You'll find clients of all kinds knocking on your internet door. Some understand technology, some don't. Some have worked with illustrators before, some haven't. Some offer the rate up front, most won't. No matter what their experience - you must be professional enough to find out what contributions you will be expected to bring to the project.
Communication is important...clear communication is critical.
|from Boris Lyubner's portfolio - www.DirectoryofIllustration.com|
~ Start with and keep a great attitude and positive approach. Every email, phone call and/or meeting must be met with openness to listen to and learn the client's needs. Ultimately the client needs you to solve a visual problem.
~ Find out what the client is really looking for. If you don't understand what the client is asking of you - politely ask for clarification. Don't assume anything. Don't be afraid to ask questions.
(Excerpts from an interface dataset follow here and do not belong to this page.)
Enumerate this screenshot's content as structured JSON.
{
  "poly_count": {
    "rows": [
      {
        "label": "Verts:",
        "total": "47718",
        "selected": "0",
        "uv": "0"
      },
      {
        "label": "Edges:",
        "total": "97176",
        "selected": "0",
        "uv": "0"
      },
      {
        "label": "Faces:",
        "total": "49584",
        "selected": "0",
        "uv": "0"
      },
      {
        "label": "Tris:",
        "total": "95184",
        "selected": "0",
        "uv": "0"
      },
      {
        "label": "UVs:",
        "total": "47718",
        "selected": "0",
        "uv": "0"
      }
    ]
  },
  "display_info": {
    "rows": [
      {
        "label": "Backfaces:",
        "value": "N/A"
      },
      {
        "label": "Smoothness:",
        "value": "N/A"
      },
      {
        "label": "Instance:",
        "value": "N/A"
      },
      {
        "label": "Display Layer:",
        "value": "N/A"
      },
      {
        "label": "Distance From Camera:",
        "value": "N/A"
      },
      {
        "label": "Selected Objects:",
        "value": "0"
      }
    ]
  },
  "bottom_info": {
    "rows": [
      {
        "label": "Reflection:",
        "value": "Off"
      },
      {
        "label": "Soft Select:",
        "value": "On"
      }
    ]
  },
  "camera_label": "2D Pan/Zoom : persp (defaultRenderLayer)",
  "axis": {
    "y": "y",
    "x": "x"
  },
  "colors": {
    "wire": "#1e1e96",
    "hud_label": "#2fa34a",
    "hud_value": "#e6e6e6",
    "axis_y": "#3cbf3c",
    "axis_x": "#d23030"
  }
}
Assuming something can waste precious time.
|from Adam Niklewicz's portfolio - www.DirectoryofIllustration.com|
~ If a client gets pushy or assertive - stay calm - often the pressure is coming from within their organization or the client may not understand your abilities or industry language.
~ Can you renegotiate if a project gets more involved than the scope of the project that was originally discussed? If you can re-discuss this it will diminish both of your frustrations and increase efficiency of the project.
|from J.T. Morrow's portfolio - www.DirectoryofIllustration.com|
~ Communicate clearly and concisely, especially in an email. No need for long emails. State what you want right away...and one issue per email please.
~ Collaborate - most clients want you to make contributions based on your experience and creativity. They're not just hiring you for style.
~ Enlighten your clients when you feel that your approach is better for their outcome. Compromise when necessary. It will make the project easier to finish.
|from Marcel Ceuppen' portfolio - www.DirectoryofIllustration.com|
~ Be able to back your suggestions up with proven examples to support your decisions and direction.
~ Follow up all conversation in writing to recap what was discussed and refer to when needed so there are no misunderstandings. This will save time in the long run. Clients love it when you're organized.
~ Engage your clients with questions to express their thoughts and visual ideas and get them talking about their project. This is where you can really have fun with them.
~ Keep all communications open. If they impose on your productivity give them a time frame when you will be ready to show them what you're working on. If you know you'll be done by 3 pm that day, let then know you'll be in touch by 5 pm. This gives you enough time to tweak any changes, politely informs your client and keeps them in the loop.